<!DOCTYPE HTML PUBLIC "-//W3C//DTD HTML 4.0 Transitional//EN">
// Evaluate an XPath expression aExpression against a given DOM node
// or Document object (aNode), returning the results as an array
// thanks wanderingstan at morethanwarm dot mail dot com for the
// initial work.
function evaluateXPath(aNode, aExpr) {
  var xpe = new XPathEvaluator();
  var nsResolver = xpe.createNSResolver(aNode.ownerDocument.documentElement);
  var result = xpe.evaluate(aExpr, aNode, nsResolver, 0, null);
  var found = [];
  while (res = result.iterateNext())
  return found;
<input type="edit"> <!-- note non-well-formed -->
<body onload="alert(evaluateXPath(document, '//body'));">

It yields a JavaScript error: aNode.ownerDocument has no properties. However, I made a simple change to the article on 16:58, 18 Mar 2005 so the code works with both XMLDocuments and HTMLDocuments. It's in the the second line of evaluateXPath():
var nsResolver = xpe.createNSResolver(aNode.ownerDocument == null ?
  aNode.documentElement : aNode.ownerDocument.documentElement);
This article uses the W3C standard DOM XPath interfaces and methods, not Document.evaluate() like the link you sent.
Right - disclaimer: I wrote the article being referenced. It's not finished or complete (corrections or additions are welcome) and is based more on what works in Mozilla than a detailed reading of the spec. Despite that, the DOM3 XPath Spec is quite clearly a DOM spec and appears to be designed to work with all DOM trees. In particular, sentences such as "In a DOM implementation which supports the XPath 3.0 feature, as described above, the XPathEvaluator interface will be implemented on the same object which implements the Document interface" suggest that document.evaluate is legitimate.

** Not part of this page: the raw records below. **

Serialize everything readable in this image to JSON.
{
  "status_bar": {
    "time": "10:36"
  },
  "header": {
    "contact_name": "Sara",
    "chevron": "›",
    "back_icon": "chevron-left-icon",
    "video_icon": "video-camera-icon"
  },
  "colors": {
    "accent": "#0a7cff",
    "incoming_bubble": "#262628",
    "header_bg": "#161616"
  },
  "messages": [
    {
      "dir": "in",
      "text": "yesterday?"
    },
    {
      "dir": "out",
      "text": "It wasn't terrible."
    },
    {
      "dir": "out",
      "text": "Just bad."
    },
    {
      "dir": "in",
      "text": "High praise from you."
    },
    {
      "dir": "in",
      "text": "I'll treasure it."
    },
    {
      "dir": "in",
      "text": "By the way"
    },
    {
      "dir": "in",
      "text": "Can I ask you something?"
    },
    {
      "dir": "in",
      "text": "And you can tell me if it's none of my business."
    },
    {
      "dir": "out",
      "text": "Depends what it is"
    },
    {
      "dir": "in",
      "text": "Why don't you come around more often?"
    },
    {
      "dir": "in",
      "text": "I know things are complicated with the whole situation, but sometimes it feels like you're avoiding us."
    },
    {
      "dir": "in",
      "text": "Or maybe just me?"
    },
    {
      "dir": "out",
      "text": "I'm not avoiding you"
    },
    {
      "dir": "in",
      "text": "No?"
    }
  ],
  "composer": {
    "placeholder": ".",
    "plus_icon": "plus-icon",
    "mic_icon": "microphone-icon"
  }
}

Regardless of what the spec intends, there is an implementation of XPath in Mozilla that works with HTML and XML (almost) interchangably. It is immensley useful; I've noticed many of the existing Greasemonkey user scripts use XPath to access particular DOM elements they want to manipulate and they're probably *all* working with HTML not XML. Since the purpose of the kb is to document Mozilla (and not the w3c specs) XPath in HTML is well worth documenting and document.evaluate provides (IMHO) the most transparent interface for that. Jgraham

You should feel free to edit this article as you see fit since it is in the public domain. However, there's something to be said for thoroughness, in addition to the value of showing off Mozilla's capabilities in that they've actually implemented all of these interfaces, so I would just ask that if you document document.evaluate(), please don't remove the existing code. Rather, you could highlight document.evaluate() as an alternative (and certainly easier and perhaps more performant) means to evaluate XPath expressions. --grimholtz